Two courses were open to Catiline: to leave the city or to run his chances of being put to death. If he left the city, he could, of course, either join his accomplice Manlius in the insurgent camp at Faesulae, or abandon his projects and go into voluntary exile. Apparently some of the Senators had privately urged him to adopt the latter alternative, promising, in that case, that all proceedings should be dropped, and Catiline, though rejecting their advice, had declared that he would not refuse to obey a senatus consultum decreeing his banishment. Such a decree would, however, have been favorable to Catiline's plans, for, since he bad not been formally brought to trial, he would have been able to pose as an injured citizen exiled by an arbitrary aristocratic party. Hence Cicero refuses to put the question to the Senate, though he asserts there could be no doubt about the result. By taking this course Cicero forced Catiline to make his intentions plain by the overt act of leaving the city of his own accord and hastening to the camp of Manlius. refer . . . ad senatum: the technical term for the action of the presiding officer (regularly the consul) in bringing a matter before the Senate for action.
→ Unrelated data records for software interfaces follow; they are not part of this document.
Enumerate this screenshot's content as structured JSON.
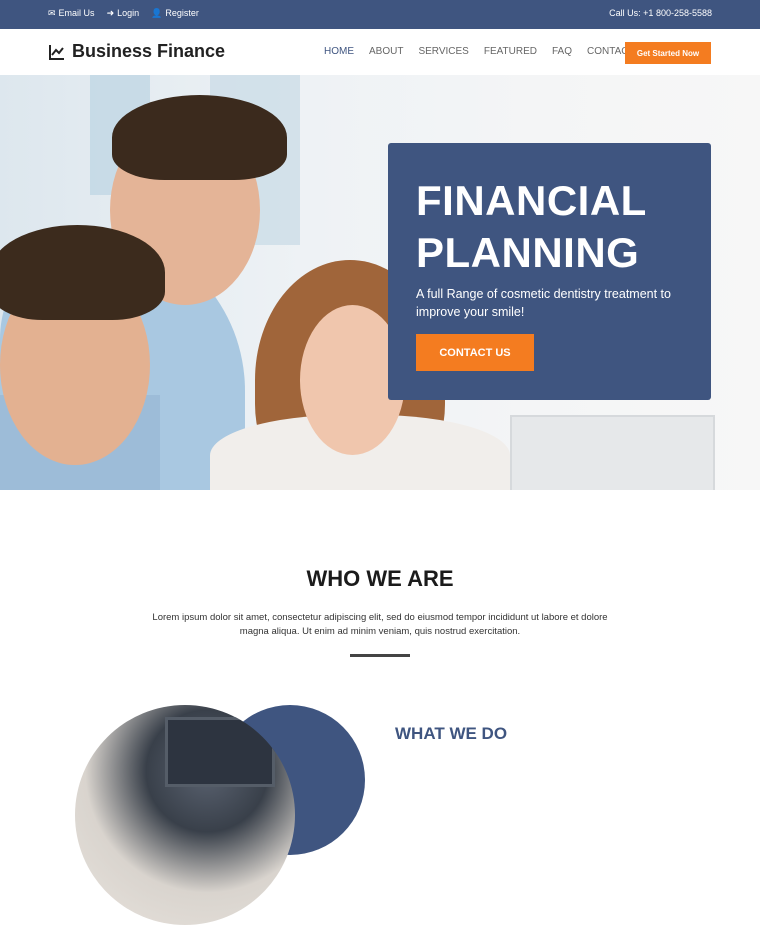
{
  "topbar": {
    "email_label": "Email Us",
    "login_label": "Login",
    "register_label": "Register",
    "call_label": "Call Us: +1 800-258-5588"
  },
  "navbar": {
    "brand": "Business Finance",
    "menu": [
      "HOME",
      "ABOUT",
      "SERVICES",
      "FEATURED",
      "FAQ",
      "CONTACT"
    ],
    "cta_label": "Get Started Now"
  },
  "hero": {
    "title_line1": "FINANCIAL",
    "title_line2": "PLANNING",
    "subtitle": "A full Range of cosmetic dentistry treatment to improve your smile!",
    "button_label": "CONTACT US"
  },
  "who_we_are": {
    "title": "WHO WE ARE",
    "text": "Lorem ipsum dolor sit amet, consectetur adipiscing elit, sed do eiusmod tempor incididunt ut labore et dolore magna aliqua. Ut enim ad minim veniam, quis nostrud exercitation."
  },
  "what_we_do": {
    "title": "WHAT WE DO"
  },
  "colors": {
    "primary": "#3f5580",
    "accent": "#f47c20"
  }
}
See general Introduction, p. lvii. si hic ordo placere, etc.: fut. cond. in indir. disc. placere (sc. sibi): the subject is te . . . exsilium. abhorret, is contrary to: because the Senate would have no legal power to pronounce such a judgment. faciam ut, etc.: § 568 (332); B. 297, I G. 553, I ; H. 568 (498, ii); H.-B. 502, 3, a. To make the feelings of the Senate clear, Cicero formally commands Catiline to leave the city (egredere, etc.); then pauses to allow the Senators a chance to protest, and then points out that no objections are heard. ecquid attendis, are you listening? The adverbial ecquid (at all) can hardly be idiomatically rendered, but gives an emphasis to the question. patiuntur, they tolerate this, i.e. they make no objection to this extreme exercise of authority on my part. quid exspectas, etc.: why do you wait for those to express their opinion in words whose wishes you see clearly by their silence? The Latin idiom is quite different: why do you wait for the expressed opinion (auctoritatem) of [those] speaking whose wishes you see [when] silent?
This text is part of:
Table of Contents:
First Oration against Catiline
II. The Character of the Conspiracy. ( In L. Catilinam Oratia II ) Before the People, Nov. 8.
Third Oration Against Catiline: III. How the Conspiracy was Suppressed. ( In L. Catilinam Oratio III. ) Before the People, DEC. 3.
Fourth Oration Against Catiline: Sentence of the Conspirators. ( In L. Catilinam Oratio IV )In the Senate, DEC. 5.
This work is licensed under a Creative Commons Attribution-ShareAlike 3.0 United States License.
An XML version of this text is available for download, with the additional restriction that you offer Perseus any modifications you make. Perseus provides credit for all accepted changes, storing new additions in a versioning system.